Bad Bunny Feat. Drake – “Mia”
Canadian rap megastar Drake has made no secret about his infatuation with Latin and Carribean culture, as could be seen on his last couple albums. But on his new song with reggaeton star Bad Bunny, Drake dives in completely, singing in Spanish on the instantly catchy tune. But it doesn’t sound like just a play for increasing his reach. Drake manages to be chameleonic while always very much himself. There seems to be literally nothing in which he doesn’t excel.
Sia — “I’m Still Here”

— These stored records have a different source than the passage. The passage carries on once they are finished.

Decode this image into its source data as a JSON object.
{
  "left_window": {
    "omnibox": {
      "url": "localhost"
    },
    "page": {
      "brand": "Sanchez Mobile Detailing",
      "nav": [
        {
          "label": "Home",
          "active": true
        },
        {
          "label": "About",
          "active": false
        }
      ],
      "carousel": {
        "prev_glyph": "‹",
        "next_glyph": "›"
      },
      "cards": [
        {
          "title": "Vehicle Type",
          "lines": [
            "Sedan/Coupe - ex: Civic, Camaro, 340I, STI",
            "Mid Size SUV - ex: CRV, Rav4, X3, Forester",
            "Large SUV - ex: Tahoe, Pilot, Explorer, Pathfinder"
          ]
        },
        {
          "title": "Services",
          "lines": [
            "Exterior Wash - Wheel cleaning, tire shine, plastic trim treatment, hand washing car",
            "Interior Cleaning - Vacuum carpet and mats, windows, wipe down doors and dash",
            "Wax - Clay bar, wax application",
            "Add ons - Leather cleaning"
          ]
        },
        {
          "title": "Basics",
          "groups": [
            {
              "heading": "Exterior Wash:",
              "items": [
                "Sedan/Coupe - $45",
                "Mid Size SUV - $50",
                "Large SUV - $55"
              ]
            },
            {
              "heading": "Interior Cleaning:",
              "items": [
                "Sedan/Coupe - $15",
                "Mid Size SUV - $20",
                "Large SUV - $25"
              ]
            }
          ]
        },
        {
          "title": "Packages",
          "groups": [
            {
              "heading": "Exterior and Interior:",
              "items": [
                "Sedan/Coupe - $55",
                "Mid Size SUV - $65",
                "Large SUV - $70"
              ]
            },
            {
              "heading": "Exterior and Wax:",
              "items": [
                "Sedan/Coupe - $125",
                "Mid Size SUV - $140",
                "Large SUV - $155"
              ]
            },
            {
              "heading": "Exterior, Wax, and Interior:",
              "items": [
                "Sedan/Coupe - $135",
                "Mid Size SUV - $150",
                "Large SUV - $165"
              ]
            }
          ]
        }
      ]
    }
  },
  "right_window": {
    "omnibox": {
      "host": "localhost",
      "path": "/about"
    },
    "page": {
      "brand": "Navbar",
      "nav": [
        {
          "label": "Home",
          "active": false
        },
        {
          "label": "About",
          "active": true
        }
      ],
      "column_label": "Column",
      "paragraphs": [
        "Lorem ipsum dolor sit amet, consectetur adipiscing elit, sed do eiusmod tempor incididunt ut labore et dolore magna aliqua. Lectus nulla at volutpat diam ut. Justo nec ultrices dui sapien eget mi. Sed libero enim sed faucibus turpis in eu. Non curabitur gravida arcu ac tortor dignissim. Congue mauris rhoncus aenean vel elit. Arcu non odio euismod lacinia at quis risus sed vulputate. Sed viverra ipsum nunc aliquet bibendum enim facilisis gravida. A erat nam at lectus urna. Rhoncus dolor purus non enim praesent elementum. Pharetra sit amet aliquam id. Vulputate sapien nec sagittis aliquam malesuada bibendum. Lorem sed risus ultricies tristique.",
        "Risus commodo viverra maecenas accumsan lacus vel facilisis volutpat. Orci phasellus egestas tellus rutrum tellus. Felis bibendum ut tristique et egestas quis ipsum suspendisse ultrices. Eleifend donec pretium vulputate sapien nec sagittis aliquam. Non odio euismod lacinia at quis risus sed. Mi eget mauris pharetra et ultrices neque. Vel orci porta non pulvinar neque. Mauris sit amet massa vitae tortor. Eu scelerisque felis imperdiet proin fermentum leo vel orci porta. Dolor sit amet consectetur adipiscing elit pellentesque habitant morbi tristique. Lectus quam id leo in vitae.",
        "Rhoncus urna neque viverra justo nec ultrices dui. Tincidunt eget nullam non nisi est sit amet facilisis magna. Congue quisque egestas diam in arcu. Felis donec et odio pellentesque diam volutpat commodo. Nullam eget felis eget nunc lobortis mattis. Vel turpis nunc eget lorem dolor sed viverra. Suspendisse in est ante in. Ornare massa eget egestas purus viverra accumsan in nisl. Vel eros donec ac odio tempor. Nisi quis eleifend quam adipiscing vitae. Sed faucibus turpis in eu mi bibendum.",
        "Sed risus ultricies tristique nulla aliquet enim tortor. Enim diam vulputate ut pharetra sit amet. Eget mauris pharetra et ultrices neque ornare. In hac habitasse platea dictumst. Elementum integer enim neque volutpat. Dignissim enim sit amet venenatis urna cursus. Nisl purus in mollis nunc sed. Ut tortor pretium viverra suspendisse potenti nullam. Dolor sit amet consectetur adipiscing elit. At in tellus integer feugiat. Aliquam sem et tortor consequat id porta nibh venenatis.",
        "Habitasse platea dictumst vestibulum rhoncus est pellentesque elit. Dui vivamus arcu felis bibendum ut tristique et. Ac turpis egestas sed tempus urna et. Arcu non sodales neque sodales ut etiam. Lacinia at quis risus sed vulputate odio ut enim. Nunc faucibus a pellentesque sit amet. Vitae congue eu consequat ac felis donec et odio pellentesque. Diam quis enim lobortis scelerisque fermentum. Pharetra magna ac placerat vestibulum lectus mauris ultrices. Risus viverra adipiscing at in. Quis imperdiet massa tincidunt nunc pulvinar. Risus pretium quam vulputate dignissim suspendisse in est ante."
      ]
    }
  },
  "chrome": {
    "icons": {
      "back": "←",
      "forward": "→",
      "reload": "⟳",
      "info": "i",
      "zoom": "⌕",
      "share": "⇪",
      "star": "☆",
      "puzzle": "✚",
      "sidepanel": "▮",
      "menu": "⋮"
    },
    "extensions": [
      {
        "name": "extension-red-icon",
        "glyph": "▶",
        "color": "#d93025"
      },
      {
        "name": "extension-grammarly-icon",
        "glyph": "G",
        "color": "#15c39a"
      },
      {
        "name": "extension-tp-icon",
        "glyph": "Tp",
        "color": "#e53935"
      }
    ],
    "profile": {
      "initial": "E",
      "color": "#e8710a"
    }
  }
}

Whether writing for others or herself, Sia can craft a pop banger just as easily as she can a sentimental ballad. Her latest song falls in the latter category, a cinematic take that demands lighter flickers and cellphone flashlights. It’s released to celebrate her new partnership with Maison Repetto for her first ever fashion campaign. If the shoes she’s releasing are of a similar quality to the song, then fans are in for a treat.